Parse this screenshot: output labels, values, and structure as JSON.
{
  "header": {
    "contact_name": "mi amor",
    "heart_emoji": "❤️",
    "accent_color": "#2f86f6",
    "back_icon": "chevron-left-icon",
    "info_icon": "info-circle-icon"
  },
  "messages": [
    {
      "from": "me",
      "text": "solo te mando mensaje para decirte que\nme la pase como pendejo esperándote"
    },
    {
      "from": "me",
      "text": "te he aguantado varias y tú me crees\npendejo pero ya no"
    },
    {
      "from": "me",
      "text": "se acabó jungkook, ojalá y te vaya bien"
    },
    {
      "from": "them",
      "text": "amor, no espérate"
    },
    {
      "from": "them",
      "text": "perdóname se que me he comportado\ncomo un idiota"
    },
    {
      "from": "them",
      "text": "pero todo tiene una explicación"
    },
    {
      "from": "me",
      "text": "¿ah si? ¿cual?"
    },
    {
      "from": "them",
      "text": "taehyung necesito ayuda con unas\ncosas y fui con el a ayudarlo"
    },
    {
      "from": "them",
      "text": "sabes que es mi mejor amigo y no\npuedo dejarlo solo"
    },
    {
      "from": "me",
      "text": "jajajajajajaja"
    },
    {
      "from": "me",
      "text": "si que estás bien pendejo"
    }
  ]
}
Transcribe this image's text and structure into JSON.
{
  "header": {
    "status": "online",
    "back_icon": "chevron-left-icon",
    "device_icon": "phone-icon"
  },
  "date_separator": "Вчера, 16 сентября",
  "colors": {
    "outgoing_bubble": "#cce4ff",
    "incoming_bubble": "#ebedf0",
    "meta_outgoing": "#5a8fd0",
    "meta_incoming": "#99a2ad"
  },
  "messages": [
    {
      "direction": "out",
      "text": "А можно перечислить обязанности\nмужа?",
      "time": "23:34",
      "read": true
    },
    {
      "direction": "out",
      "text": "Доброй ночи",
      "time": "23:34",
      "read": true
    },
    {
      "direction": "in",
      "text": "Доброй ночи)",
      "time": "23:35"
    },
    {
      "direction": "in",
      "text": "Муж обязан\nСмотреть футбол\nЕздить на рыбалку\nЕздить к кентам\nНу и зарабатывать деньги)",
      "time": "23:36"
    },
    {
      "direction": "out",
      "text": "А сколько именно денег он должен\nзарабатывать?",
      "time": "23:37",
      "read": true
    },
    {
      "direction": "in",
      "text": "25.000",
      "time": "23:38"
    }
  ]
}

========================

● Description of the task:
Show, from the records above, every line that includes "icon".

● Response area:
    "back_icon": "chevron-left-icon",
    "info_icon": "info-circle-icon"
    "back_icon": "chevron-left-icon",
    "device_icon": "phone-icon"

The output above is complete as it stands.